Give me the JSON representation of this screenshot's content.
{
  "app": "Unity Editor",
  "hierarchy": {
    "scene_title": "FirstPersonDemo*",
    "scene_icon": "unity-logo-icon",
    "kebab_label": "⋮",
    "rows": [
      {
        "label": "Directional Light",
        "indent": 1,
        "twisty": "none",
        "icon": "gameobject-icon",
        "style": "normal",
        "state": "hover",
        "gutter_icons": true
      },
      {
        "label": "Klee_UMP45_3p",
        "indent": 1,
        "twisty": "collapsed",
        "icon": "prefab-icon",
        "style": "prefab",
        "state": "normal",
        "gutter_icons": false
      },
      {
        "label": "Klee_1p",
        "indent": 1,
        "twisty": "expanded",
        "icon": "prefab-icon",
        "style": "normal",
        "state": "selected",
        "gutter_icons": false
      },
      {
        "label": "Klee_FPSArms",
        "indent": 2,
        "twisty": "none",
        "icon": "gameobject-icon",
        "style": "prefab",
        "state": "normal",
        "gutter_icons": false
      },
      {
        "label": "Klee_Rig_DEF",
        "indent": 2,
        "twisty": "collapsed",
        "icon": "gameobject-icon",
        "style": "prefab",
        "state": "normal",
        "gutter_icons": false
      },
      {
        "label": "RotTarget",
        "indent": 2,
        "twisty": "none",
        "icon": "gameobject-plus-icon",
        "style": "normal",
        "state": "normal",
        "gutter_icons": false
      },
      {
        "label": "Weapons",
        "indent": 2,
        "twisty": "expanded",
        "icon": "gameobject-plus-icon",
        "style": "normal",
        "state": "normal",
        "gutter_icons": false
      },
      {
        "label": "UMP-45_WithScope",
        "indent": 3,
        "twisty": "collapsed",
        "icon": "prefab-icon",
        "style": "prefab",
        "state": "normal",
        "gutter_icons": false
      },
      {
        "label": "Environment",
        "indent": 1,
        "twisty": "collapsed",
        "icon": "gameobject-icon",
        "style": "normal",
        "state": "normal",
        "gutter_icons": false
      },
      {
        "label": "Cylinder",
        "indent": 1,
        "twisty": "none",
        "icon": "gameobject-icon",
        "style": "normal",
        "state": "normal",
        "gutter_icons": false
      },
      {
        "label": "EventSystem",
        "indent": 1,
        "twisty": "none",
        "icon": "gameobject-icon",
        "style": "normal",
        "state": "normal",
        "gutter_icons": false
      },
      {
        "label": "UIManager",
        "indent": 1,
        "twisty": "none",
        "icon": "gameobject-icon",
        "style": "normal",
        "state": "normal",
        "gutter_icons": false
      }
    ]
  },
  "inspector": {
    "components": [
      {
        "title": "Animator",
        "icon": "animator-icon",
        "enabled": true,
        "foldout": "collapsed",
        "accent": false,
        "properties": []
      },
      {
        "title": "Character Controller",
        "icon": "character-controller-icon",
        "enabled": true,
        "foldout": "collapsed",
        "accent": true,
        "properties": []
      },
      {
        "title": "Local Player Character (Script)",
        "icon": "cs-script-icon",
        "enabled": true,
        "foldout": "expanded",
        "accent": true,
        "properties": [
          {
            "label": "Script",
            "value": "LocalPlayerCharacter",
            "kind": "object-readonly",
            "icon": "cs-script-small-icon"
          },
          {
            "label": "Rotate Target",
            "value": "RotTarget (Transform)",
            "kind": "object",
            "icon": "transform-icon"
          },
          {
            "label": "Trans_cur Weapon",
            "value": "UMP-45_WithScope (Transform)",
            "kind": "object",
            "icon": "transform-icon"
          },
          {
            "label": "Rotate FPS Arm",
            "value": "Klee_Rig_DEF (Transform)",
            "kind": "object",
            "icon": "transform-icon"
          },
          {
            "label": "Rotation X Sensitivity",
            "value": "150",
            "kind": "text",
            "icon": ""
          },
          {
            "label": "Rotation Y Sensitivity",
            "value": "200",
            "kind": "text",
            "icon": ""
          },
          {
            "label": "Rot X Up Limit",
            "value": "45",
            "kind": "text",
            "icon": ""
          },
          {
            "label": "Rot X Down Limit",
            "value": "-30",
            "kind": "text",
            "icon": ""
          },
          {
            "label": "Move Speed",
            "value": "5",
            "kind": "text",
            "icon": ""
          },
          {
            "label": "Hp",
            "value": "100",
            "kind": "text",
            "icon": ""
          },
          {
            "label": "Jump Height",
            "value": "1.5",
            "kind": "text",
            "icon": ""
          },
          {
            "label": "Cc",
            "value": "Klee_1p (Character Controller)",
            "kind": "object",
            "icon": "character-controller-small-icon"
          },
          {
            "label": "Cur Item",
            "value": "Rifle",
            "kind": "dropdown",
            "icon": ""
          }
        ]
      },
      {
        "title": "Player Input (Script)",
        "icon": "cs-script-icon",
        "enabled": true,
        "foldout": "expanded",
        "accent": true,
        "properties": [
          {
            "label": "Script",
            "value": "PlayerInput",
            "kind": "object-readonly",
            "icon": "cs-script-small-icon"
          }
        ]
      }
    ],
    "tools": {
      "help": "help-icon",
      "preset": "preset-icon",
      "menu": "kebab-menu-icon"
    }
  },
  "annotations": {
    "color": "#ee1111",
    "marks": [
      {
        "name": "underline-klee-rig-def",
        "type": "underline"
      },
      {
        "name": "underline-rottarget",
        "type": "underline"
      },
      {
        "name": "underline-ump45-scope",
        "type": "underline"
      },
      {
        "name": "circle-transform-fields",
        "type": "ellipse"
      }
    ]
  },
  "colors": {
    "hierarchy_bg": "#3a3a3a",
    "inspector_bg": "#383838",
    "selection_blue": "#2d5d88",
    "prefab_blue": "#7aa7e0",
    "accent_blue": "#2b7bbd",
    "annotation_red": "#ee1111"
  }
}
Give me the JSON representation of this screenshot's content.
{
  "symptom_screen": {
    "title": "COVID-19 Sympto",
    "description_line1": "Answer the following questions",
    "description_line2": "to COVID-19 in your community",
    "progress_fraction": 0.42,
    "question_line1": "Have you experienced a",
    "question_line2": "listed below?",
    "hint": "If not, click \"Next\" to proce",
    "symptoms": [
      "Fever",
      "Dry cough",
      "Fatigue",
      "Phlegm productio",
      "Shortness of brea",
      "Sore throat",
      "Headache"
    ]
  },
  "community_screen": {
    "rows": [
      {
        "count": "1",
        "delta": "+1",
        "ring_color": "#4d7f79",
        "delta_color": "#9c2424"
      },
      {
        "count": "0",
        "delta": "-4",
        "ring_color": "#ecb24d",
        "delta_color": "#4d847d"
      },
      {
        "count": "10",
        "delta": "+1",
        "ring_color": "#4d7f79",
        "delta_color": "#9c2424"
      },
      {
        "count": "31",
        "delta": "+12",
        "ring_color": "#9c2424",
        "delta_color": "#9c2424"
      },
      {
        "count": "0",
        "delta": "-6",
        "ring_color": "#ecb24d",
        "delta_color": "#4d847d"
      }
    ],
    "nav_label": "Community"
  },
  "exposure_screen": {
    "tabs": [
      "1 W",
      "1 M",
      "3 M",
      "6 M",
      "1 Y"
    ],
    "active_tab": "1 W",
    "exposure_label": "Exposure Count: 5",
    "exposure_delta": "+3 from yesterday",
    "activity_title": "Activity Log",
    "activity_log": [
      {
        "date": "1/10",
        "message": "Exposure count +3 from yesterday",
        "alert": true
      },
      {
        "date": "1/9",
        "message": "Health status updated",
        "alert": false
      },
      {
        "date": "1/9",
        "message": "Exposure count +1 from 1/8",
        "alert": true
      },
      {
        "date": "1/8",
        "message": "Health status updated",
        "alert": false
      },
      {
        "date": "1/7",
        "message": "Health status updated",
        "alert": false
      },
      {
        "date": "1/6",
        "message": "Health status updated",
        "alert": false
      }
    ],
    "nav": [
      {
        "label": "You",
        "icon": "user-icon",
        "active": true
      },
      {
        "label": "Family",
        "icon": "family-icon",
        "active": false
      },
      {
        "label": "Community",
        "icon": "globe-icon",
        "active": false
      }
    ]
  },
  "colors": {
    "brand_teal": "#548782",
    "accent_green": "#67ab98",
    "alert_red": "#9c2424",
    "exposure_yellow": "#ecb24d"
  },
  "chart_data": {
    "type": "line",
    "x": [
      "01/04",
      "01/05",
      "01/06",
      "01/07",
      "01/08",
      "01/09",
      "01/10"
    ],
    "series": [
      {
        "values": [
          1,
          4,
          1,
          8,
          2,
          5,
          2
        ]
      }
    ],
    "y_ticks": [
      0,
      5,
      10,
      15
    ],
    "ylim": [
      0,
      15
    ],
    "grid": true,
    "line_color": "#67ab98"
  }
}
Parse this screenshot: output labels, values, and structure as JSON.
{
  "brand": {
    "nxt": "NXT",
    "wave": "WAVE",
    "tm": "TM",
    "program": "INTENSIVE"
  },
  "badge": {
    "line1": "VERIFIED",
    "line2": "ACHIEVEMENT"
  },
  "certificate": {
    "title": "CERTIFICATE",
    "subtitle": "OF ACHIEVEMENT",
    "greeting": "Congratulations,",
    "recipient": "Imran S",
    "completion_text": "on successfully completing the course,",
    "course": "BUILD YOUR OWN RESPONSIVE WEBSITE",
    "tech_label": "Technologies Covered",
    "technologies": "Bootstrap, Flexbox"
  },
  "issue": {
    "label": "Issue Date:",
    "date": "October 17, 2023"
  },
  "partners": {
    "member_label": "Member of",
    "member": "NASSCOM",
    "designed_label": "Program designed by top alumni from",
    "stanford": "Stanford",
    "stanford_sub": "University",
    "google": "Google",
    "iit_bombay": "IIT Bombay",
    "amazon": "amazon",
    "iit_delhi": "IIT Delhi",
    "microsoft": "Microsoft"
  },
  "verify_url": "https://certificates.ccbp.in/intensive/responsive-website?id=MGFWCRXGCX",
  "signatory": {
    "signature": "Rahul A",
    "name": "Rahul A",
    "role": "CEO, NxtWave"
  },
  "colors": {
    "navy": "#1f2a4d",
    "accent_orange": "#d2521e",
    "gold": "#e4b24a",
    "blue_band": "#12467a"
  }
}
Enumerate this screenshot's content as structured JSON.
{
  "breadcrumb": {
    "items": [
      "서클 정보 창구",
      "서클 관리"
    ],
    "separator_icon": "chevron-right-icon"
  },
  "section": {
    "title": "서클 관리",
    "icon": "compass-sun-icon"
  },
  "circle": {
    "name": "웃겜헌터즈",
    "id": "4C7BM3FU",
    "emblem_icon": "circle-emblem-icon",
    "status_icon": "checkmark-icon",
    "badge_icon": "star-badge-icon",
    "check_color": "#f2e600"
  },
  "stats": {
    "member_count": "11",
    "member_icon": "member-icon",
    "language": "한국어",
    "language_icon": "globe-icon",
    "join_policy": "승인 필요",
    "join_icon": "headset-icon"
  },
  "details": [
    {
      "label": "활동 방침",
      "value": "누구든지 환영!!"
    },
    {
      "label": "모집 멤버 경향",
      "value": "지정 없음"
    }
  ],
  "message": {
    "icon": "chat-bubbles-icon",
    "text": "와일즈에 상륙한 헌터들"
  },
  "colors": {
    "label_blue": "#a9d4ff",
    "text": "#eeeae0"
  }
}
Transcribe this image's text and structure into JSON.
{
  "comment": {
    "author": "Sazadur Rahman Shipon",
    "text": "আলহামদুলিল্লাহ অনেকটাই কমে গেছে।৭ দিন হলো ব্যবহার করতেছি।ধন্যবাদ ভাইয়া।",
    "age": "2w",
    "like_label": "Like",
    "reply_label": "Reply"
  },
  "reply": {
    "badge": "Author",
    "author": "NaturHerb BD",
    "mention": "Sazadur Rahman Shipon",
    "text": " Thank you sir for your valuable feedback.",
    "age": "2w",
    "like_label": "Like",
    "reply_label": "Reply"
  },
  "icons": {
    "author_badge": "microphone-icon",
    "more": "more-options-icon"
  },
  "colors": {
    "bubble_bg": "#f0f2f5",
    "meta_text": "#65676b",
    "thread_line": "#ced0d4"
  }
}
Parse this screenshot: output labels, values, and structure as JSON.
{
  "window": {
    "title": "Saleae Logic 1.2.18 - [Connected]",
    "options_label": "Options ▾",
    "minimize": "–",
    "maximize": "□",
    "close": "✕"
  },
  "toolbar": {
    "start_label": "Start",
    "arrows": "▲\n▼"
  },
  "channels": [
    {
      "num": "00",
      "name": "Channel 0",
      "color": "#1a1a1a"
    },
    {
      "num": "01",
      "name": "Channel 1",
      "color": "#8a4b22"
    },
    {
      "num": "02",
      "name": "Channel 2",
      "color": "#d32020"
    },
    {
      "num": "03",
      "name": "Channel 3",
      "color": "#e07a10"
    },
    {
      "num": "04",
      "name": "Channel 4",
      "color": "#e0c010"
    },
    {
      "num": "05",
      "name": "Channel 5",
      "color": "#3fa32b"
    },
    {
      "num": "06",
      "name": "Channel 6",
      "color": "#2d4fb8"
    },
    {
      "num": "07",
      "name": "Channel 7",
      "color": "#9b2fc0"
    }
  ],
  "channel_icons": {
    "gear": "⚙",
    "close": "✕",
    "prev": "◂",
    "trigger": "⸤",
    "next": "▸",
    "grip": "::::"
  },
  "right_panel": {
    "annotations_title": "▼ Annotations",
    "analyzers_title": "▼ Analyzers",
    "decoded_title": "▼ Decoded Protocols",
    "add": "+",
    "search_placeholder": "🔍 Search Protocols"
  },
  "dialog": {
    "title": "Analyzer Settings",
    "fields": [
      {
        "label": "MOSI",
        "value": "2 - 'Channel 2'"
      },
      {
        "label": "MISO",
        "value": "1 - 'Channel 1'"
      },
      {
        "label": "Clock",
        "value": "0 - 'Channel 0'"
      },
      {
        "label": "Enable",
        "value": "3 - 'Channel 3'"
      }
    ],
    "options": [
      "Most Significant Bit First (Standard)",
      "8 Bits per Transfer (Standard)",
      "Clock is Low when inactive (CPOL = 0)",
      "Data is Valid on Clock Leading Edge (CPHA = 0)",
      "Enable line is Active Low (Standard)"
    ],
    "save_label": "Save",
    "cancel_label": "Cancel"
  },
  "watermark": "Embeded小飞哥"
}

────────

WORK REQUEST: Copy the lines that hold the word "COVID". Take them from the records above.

RESULT OF THE TASK:
    "title": "COVID-19 Sympto",
    "description_line2": "to COVID-19 in your community",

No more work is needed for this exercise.